(Activity): If a line in the entries below includes the string "icon", copy it out.

(Supplied data):
==============================

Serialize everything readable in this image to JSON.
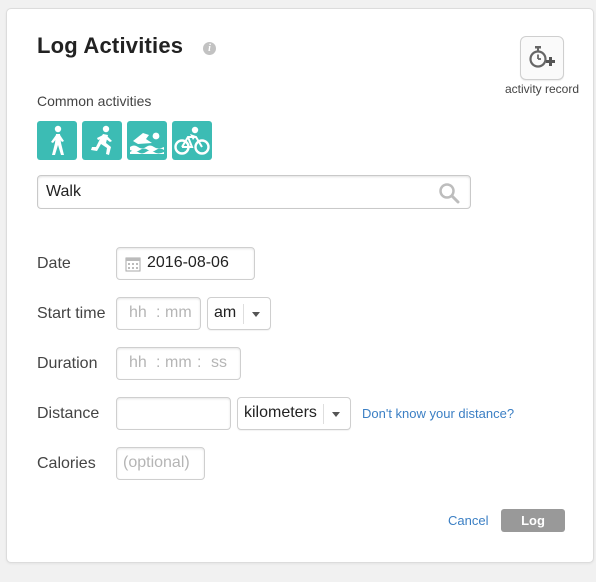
{
  "header": {
    "title": "Log Activities",
    "info_glyph": "i"
  },
  "activity_record": {
    "label": "activity record",
    "icon": "stopwatch-plus-icon"
  },
  "common_activities": {
    "label": "Common activities",
    "items": [
      {
        "icon": "walk-icon"
      },
      {
        "icon": "run-icon"
      },
      {
        "icon": "swim-icon"
      },
      {
        "icon": "bike-icon"
      }
    ],
    "accent_color": "#3cbcb4"
  },
  "search": {
    "value": "Walk",
    "icon": "search-icon"
  },
  "form": {
    "date": {
      "label": "Date",
      "value": "2016-08-06",
      "icon": "calendar-icon"
    },
    "start_time": {
      "label": "Start time",
      "hh": "hh",
      "sep": ":",
      "mm": "mm",
      "ampm": "am"
    },
    "duration": {
      "label": "Duration",
      "hh": "hh",
      "sep1": ":",
      "mm": "mm",
      "sep2": ":",
      "ss": "ss"
    },
    "distance": {
      "label": "Distance",
      "value": "",
      "unit": "kilometers",
      "help_link": "Don't know your distance?"
    },
    "calories": {
      "label": "Calories",
      "placeholder": "(optional)"
    }
  },
  "actions": {
    "cancel": "Cancel",
    "log": "Log"
  }
}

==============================

(Answer space):
    "icon": "stopwatch-plus-icon"
        "icon": "walk-icon"
        "icon": "run-icon"
        "icon": "swim-icon"
        "icon": "bike-icon"
    "icon": "search-icon"
      "icon": "calendar-icon"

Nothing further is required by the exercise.